Activity:
Return the records below word for word.

Data excerpts below:

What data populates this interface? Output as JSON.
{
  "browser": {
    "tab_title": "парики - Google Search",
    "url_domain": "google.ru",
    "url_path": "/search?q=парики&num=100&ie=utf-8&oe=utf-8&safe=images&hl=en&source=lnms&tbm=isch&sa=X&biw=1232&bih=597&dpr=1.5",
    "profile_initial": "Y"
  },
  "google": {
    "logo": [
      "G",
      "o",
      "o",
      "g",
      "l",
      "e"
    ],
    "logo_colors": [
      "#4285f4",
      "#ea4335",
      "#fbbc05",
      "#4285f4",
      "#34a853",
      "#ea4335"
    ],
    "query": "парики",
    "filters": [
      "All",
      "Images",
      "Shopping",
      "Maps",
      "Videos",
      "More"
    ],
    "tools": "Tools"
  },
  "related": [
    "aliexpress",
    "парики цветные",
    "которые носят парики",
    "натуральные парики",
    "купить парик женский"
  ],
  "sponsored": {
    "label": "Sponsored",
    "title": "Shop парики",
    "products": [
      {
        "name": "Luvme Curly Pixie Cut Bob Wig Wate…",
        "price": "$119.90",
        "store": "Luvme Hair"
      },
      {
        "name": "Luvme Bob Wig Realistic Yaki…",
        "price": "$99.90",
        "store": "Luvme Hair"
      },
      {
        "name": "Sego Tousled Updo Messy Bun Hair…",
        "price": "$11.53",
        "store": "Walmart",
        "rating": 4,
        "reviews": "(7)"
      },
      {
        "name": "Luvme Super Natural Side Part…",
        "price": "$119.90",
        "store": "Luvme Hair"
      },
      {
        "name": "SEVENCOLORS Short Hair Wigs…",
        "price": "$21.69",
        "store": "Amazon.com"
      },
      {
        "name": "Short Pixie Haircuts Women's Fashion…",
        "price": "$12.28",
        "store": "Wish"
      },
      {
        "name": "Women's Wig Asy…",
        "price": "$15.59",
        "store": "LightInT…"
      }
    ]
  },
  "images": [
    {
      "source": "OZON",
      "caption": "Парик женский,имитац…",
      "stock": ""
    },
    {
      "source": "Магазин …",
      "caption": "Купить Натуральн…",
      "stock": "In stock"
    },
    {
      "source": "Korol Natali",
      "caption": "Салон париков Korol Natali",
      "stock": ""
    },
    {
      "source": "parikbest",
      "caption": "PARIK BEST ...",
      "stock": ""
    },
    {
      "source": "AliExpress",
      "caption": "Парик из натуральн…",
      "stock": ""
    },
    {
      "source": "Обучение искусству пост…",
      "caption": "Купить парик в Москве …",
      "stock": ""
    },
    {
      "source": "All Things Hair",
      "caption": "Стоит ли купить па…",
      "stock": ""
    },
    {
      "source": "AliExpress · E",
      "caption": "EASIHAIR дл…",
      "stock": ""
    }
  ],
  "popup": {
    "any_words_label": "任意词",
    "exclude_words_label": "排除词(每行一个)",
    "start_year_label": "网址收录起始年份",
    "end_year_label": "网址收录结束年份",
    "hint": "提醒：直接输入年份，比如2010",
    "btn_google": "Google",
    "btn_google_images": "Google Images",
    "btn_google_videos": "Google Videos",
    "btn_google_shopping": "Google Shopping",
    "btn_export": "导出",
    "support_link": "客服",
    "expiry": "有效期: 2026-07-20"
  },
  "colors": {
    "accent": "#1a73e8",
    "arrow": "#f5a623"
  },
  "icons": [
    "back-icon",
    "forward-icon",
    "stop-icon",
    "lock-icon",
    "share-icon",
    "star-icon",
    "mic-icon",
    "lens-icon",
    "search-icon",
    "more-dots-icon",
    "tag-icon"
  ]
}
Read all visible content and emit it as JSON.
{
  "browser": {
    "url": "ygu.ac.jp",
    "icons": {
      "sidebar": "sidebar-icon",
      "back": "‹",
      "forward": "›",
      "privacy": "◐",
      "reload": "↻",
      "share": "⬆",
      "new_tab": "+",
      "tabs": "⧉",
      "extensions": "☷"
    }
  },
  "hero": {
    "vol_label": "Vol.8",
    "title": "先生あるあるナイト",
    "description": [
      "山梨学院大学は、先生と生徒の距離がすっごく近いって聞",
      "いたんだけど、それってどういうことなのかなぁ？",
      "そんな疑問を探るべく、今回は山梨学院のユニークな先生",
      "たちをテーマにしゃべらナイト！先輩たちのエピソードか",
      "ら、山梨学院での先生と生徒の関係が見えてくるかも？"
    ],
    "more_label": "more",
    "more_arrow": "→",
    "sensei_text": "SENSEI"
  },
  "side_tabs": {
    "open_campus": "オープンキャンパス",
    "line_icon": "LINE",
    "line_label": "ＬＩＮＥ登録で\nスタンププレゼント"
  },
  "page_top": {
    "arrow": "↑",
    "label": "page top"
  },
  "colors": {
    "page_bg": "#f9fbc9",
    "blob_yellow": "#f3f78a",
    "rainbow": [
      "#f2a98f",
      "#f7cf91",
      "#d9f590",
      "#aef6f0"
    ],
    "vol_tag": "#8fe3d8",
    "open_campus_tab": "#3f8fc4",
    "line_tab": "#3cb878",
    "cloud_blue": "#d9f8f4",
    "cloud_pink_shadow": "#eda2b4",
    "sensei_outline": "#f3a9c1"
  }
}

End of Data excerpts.

The answer:
What data populates this interface? Output as JSON.
{
  "browser": {
    "tab_title": "парики - Google Search",
    "url_domain": "google.ru",
    "url_path": "/search?q=парики&num=100&ie=utf-8&oe=utf-8&safe=images&hl=en&source=lnms&tbm=isch&sa=X&biw=1232&bih=597&dpr=1.5",
    "profile_initial": "Y"
  },
  "google": {
    "logo": [
      "G",
      "o",
      "o",
      "g",
      "l",
      "e"
    ],
    "logo_colors": [
      "#4285f4",
      "#ea4335",
      "#fbbc05",
      "#4285f4",
      "#34a853",
      "#ea4335"
    ],
    "query": "парики",
    "filters": [
      "All",
      "Images",
      "Shopping",
      "Maps",
      "Videos",
      "More"
    ],
    "tools": "Tools"
  },
  "related": [
    "aliexpress",
    "парики цветные",
    "которые носят парики",
    "натуральные парики",
    "купить парик женский"
  ],
  "sponsored": {
    "label": "Sponsored",
    "title": "Shop парики",
    "products": [
      {
        "name": "Luvme Curly Pixie Cut Bob Wig Wate…",
        "price": "$119.90",
        "store": "Luvme Hair"
      },
      {
        "name": "Luvme Bob Wig Realistic Yaki…",
        "price": "$99.90",
        "store": "Luvme Hair"
      },
      {
        "name": "Sego Tousled Updo Messy Bun Hair…",
        "price": "$11.53",
        "store": "Walmart",
        "rating": 4,
        "reviews": "(7)"
      },
      {
        "name": "Luvme Super Natural Side Part…",
        "price": "$119.90",
        "store": "Luvme Hair"
      },
      {
        "name": "SEVENCOLORS Short Hair Wigs…",
        "price": "$21.69",
        "store": "Amazon.com"
      },
      {
        "name": "Short Pixie Haircuts Women's Fashion…",
        "price": "$12.28",
        "store": "Wish"
      },
      {
        "name": "Women's Wig Asy…",
        "price": "$15.59",
        "store": "LightInT…"
      }
    ]
  },
  "images": [
    {
      "source": "OZON",
      "caption": "Парик женский,имитац…",
      "stock": ""
    },
    {
      "source": "Магазин …",
      "caption": "Купить Натуральн…",
      "stock": "In stock"
    },
    {
      "source": "Korol Natali",
      "caption": "Салон париков Korol Natali",
      "stock": ""
    },
    {
      "source": "parikbest",
      "caption": "PARIK BEST ...",
      "stock": ""
    },
    {
      "source": "AliExpress",
      "caption": "Парик из натуральн…",
      "stock": ""
    },
    {
      "source": "Обучение искусству пост…",
      "caption": "Купить парик в Москве …",
      "stock": ""
    },
    {
      "source": "All Things Hair",
      "caption": "Стоит ли купить па…",
      "stock": ""
    },
    {
      "source": "AliExpress · E",
      "caption": "EASIHAIR дл…",
      "stock": ""
    }
  ],
  "popup": {
    "any_words_label": "任意词",
    "exclude_words_label": "排除词(每行一个)",
    "start_year_label": "网址收录起始年份",
    "end_year_label": "网址收录结束年份",
    "hint": "提醒：直接输入年份，比如2010",
    "btn_google": "Google",
    "btn_google_images": "Google Images",
    "btn_google_videos": "Google Videos",
    "btn_google_shopping": "Google Shopping",
    "btn_export": "导出",
    "support_link": "客服",
    "expiry": "有效期: 2026-07-20"
  },
  "colors": {
    "accent": "#1a73e8",
    "arrow": "#f5a623"
  },
  "icons": [
    "back-icon",
    "forward-icon",
    "stop-icon",
    "lock-icon",
    "share-icon",
    "star-icon",
    "mic-icon",
    "lens-icon",
    "search-icon",
    "more-dots-icon",
    "tag-icon"
  ]
}
Read all visible content and emit it as JSON.
{
  "browser": {
    "url": "ygu.ac.jp",
    "icons": {
      "sidebar": "sidebar-icon",
      "back": "‹",
      "forward": "›",
      "privacy": "◐",
      "reload": "↻",
      "share": "⬆",
      "new_tab": "+",
      "tabs": "⧉",
      "extensions": "☷"
    }
  },
  "hero": {
    "vol_label": "Vol.8",
    "title": "先生あるあるナイト",
    "description": [
      "山梨学院大学は、先生と生徒の距離がすっごく近いって聞",
      "いたんだけど、それってどういうことなのかなぁ？",
      "そんな疑問を探るべく、今回は山梨学院のユニークな先生",
      "たちをテーマにしゃべらナイト！先輩たちのエピソードか",
      "ら、山梨学院での先生と生徒の関係が見えてくるかも？"
    ],
    "more_label": "more",
    "more_arrow": "→",
    "sensei_text": "SENSEI"
  },
  "side_tabs": {
    "open_campus": "オープンキャンパス",
    "line_icon": "LINE",
    "line_label": "ＬＩＮＥ登録で\nスタンププレゼント"
  },
  "page_top": {
    "arrow": "↑",
    "label": "page top"
  },
  "colors": {
    "page_bg": "#f9fbc9",
    "blob_yellow": "#f3f78a",
    "rainbow": [
      "#f2a98f",
      "#f7cf91",
      "#d9f590",
      "#aef6f0"
    ],
    "vol_tag": "#8fe3d8",
    "open_campus_tab": "#3f8fc4",
    "line_tab": "#3cb878",
    "cloud_blue": "#d9f8f4",
    "cloud_pink_shadow": "#eda2b4",
    "sensei_outline": "#f3a9c1"
  }
}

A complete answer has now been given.